Your assignment
Wherever the word "окна" turns up in a line of the entries, copy that line.

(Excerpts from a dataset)
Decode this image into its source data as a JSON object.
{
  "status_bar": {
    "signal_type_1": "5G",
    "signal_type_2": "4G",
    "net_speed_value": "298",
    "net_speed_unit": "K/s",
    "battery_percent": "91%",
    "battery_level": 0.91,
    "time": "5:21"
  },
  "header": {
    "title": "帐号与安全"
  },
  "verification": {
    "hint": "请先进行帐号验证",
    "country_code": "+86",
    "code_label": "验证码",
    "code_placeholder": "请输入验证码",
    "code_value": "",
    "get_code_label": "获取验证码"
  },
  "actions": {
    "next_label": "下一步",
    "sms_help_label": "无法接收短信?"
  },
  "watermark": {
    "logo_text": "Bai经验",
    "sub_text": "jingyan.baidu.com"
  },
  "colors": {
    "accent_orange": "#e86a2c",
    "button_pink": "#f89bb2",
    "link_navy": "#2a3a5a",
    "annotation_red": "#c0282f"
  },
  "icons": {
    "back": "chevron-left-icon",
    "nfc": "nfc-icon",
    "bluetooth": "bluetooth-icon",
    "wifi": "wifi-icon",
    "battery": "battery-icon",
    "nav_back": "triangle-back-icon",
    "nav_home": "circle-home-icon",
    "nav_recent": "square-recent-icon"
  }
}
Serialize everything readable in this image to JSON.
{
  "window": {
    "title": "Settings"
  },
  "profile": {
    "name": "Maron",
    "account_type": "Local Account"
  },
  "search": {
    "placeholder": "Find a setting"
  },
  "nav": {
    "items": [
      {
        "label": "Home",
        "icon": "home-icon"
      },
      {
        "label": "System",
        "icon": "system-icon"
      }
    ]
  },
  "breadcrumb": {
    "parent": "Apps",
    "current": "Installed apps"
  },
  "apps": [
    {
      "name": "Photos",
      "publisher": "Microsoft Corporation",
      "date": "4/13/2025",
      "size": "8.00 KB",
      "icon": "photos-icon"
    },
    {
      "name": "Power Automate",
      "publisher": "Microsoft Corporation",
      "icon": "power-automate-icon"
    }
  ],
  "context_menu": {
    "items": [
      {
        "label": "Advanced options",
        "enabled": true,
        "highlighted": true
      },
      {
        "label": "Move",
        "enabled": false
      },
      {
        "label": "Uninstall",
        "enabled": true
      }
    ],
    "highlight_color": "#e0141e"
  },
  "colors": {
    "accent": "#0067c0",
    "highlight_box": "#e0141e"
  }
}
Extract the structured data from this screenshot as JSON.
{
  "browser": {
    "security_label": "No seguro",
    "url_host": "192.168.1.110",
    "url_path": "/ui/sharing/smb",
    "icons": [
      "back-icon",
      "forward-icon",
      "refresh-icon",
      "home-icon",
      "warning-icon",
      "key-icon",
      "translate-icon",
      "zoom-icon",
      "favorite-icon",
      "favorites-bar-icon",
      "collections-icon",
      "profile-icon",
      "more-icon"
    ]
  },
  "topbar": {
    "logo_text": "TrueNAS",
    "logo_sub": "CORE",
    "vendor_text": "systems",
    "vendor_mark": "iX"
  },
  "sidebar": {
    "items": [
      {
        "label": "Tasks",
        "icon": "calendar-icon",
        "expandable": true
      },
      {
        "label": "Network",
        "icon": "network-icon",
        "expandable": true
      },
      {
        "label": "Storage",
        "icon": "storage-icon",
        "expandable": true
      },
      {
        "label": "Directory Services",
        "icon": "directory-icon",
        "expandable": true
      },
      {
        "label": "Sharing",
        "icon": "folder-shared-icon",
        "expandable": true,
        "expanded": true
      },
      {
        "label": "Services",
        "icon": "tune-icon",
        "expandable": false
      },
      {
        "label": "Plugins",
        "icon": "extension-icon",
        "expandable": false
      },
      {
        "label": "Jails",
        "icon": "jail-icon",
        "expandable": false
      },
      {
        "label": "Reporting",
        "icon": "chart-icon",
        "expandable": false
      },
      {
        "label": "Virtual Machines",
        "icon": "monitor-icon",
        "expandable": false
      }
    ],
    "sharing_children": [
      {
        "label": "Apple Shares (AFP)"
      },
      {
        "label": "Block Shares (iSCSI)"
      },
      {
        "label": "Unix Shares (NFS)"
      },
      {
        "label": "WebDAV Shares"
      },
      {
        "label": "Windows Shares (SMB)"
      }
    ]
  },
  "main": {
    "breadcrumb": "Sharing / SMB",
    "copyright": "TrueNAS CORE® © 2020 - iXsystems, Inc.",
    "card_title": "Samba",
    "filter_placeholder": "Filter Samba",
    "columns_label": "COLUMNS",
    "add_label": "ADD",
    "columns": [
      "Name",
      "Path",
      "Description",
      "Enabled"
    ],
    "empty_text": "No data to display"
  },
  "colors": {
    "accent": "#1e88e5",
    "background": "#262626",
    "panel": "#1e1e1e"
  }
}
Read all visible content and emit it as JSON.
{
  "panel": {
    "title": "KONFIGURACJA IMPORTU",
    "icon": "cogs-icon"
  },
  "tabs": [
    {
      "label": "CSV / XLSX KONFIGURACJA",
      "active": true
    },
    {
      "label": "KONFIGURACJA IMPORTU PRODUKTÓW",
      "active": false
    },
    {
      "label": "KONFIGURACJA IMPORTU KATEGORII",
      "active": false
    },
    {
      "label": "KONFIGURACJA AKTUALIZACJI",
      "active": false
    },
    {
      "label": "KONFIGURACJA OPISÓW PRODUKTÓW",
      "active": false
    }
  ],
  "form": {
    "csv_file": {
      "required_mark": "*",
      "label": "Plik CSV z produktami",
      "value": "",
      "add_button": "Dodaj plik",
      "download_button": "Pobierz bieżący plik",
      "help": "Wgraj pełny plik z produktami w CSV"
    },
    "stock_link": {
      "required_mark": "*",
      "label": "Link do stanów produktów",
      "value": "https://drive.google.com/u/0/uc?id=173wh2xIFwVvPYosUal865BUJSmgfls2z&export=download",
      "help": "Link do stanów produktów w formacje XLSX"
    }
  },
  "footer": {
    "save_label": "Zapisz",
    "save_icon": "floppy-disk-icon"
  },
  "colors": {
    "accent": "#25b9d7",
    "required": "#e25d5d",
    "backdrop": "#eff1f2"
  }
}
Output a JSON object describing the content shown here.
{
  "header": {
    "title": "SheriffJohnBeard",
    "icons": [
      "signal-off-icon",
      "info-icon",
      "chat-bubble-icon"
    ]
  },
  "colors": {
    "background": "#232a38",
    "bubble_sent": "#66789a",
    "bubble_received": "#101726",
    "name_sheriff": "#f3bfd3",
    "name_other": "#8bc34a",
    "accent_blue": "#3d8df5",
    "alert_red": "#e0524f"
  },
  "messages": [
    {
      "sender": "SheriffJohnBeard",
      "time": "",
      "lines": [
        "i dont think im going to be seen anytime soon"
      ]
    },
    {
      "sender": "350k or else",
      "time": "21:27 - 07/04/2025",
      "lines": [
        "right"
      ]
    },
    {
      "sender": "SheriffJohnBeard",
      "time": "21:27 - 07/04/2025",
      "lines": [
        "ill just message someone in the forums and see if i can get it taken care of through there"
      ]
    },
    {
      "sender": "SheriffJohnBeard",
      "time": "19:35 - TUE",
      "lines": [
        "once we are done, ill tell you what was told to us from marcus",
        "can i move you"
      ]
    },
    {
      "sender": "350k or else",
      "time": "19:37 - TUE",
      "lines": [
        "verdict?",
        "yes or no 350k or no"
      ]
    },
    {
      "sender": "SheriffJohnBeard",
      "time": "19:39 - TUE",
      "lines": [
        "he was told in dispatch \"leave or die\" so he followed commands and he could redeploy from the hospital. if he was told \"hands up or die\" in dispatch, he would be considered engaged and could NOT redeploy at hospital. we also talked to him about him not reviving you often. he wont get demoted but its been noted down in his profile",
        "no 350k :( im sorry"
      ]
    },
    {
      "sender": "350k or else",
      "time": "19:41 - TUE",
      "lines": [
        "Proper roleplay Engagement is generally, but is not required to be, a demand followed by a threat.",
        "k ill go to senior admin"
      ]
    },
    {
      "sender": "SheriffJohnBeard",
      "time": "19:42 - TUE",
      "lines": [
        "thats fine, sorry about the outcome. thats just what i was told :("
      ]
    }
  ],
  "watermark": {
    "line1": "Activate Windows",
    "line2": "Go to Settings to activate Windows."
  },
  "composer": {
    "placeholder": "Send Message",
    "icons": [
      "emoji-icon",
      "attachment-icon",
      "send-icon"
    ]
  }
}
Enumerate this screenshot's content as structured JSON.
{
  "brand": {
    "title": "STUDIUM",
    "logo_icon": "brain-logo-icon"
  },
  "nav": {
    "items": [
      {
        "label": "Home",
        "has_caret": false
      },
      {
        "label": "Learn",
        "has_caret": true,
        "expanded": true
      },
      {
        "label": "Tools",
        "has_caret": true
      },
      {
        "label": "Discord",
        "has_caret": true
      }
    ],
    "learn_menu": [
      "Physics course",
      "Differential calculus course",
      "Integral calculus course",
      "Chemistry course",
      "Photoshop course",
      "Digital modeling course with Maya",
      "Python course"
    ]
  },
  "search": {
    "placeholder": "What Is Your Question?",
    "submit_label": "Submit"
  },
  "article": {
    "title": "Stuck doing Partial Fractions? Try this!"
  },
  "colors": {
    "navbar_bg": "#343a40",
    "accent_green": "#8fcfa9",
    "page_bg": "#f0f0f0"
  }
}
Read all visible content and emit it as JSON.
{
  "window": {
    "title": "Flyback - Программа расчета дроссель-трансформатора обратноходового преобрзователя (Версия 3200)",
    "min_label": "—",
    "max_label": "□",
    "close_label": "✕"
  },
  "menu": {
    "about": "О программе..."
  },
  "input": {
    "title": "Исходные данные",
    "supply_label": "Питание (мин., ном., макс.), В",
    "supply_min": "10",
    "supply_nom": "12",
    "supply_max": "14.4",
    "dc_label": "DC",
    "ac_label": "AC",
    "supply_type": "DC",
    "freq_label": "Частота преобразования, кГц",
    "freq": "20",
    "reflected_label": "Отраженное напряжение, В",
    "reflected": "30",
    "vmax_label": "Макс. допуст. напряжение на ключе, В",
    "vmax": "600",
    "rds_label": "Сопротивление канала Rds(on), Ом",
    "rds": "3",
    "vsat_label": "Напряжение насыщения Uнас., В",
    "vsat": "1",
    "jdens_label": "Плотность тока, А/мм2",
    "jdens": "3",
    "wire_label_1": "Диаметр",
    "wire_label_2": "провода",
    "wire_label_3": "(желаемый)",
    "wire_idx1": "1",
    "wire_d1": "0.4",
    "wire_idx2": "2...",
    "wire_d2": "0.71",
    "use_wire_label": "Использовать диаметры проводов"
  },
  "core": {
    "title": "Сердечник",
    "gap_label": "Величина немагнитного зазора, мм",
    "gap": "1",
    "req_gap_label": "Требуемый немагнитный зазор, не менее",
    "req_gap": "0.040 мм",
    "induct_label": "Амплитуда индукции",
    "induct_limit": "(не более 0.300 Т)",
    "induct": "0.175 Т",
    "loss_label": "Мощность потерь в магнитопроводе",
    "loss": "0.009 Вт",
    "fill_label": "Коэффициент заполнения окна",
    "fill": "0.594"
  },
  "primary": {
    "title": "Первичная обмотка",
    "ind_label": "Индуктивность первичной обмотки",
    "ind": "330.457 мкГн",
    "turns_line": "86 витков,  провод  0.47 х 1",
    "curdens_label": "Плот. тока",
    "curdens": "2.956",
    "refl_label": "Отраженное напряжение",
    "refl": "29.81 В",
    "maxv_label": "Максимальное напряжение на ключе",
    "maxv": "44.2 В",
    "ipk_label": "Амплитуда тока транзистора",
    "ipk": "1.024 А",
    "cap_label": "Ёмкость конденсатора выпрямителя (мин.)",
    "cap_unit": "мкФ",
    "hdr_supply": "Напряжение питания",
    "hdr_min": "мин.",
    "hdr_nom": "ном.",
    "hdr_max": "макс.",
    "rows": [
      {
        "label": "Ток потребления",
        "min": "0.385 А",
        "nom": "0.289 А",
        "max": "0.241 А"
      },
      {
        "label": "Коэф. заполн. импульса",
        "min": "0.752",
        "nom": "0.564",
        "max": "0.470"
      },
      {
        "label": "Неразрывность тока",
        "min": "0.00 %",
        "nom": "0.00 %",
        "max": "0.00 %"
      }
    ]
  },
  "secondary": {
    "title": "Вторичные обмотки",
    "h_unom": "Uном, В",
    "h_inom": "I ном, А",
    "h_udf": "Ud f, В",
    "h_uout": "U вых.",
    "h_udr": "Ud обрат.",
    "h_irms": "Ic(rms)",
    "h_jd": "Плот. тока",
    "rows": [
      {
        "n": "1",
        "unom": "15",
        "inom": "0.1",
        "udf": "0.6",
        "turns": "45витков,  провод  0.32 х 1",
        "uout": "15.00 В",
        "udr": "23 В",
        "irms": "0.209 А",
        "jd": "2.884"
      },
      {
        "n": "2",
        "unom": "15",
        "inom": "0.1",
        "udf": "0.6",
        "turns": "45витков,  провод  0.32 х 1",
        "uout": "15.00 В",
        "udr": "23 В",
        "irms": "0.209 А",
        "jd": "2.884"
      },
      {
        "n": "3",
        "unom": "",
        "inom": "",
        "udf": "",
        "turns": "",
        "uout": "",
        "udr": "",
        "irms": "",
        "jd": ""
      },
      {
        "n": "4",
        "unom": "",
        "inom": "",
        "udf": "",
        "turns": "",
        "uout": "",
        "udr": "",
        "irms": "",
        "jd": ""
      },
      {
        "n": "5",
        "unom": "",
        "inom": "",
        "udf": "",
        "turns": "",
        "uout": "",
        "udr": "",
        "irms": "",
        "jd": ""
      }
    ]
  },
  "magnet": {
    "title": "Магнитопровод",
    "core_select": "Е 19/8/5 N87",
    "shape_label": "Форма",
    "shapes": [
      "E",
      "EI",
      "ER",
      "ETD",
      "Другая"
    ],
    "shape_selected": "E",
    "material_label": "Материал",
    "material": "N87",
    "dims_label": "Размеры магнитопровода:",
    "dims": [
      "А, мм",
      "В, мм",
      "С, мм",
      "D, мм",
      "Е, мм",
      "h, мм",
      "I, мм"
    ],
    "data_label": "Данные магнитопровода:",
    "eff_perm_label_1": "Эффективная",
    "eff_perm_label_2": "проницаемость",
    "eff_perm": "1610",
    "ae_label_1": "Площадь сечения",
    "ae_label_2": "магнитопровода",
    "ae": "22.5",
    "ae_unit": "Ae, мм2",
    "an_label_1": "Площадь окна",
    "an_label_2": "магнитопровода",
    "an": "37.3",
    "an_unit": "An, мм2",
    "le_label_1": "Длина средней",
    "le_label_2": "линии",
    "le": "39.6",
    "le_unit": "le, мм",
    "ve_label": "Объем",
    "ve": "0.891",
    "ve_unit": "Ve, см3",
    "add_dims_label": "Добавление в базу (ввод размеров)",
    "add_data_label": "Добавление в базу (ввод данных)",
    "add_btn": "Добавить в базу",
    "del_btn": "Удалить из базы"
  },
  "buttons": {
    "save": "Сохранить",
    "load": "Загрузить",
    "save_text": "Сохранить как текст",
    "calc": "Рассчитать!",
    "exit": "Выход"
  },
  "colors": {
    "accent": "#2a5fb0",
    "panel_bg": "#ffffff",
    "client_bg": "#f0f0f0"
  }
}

Task solution
    "fill_label": "Коэффициент заполнения окна",
    "an_label_1": "Площадь окна",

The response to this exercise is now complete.